BTC has pledged another $60m to upgrade landline services - close on the heels of a $40m+ investment that led to an 800 increase in data usage. The company hopes to create the nation’s fastest internet service with the investment.
BTC is deploying door-to-door sales forces to inform customers and demonstrate improved landline and faster internet service. Teams are focusing on businesses and in both commercial and residential cases, completing standard internet and phone installations in one day that used to take up to a week.
Speaking to more than 120 business and civic leaders at the 9th Annual Abaco Business Outlook on September 26, BTC CEO Geoff Houston said that inspiration for the campaign was the “overwhelming positive response” to an improved cellular platform.
He said: “What we saw when we upgraded our mobile offerings was an almost insatiable appetite among Bahamians for the latest devices, the fastest downloads, the newest, the best.
“When we launched 4G (the fastest download speeds available worldwide), mobile voice traffic increased by 60%. Mobile data was up by 800%. Before we upgraded, 3% of our sales were smart phones. Today, nearly half of all our phone sales are smart phones.”
Using that as a benchmark, Houston said that while the company would continue to focus on mobile, it would invest multi-millions to create “the fastest internet in the region”.
“Six months ago, we were accessing the internet with two gigabits of capacity and we were doing that through a link to Miami,” said Houston.
“It was like trying to suck an elephant through a straw.
“Today we are investing more than $60 million to build an infrastructure that will enable long-term development and handle growing demand because the interesting thing is the faster the speed we provide, the more demand there is.
“The Next Generation Network will increase speed by as much as four times and when we are done, there will be real competition in the internet market and we in The Bahamas will have the fastest Next Generation Network in the entire region.”
According to Houston, the project is employing 50 construction and technical workers at various sites, moving between islands.
Among the tasks is replacing 20 year-old radio systems and in some cases, 50-year-old underground cable.
“What we are doing is accomplishing in 18 months what under normal circumstances would take four to five years to complete,” Houston said.
“When we are done, customers will enjoy a better overall experience with internet and landline service.”
The work includes excavation, ripping out old, antiquated massive cables and replacing them with fibre optic.

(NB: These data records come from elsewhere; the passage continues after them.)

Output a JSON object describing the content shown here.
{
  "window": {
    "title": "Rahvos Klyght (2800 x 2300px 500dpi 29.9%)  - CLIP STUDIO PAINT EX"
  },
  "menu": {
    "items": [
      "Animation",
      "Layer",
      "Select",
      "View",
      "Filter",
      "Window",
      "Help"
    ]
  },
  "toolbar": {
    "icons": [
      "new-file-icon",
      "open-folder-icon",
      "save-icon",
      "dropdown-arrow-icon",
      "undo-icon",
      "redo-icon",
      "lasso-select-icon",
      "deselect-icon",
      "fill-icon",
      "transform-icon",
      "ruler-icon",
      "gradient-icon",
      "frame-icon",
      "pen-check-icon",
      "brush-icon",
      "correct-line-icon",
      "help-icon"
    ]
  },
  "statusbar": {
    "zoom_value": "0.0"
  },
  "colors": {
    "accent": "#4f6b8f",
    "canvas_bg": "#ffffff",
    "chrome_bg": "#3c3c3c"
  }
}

On more than 50 occasions, work has been disrupted by heavy equipment connected with the road works project tearing up underground cable, causing crews to be diverted for rebuilding infrastructure and reconnecting service.”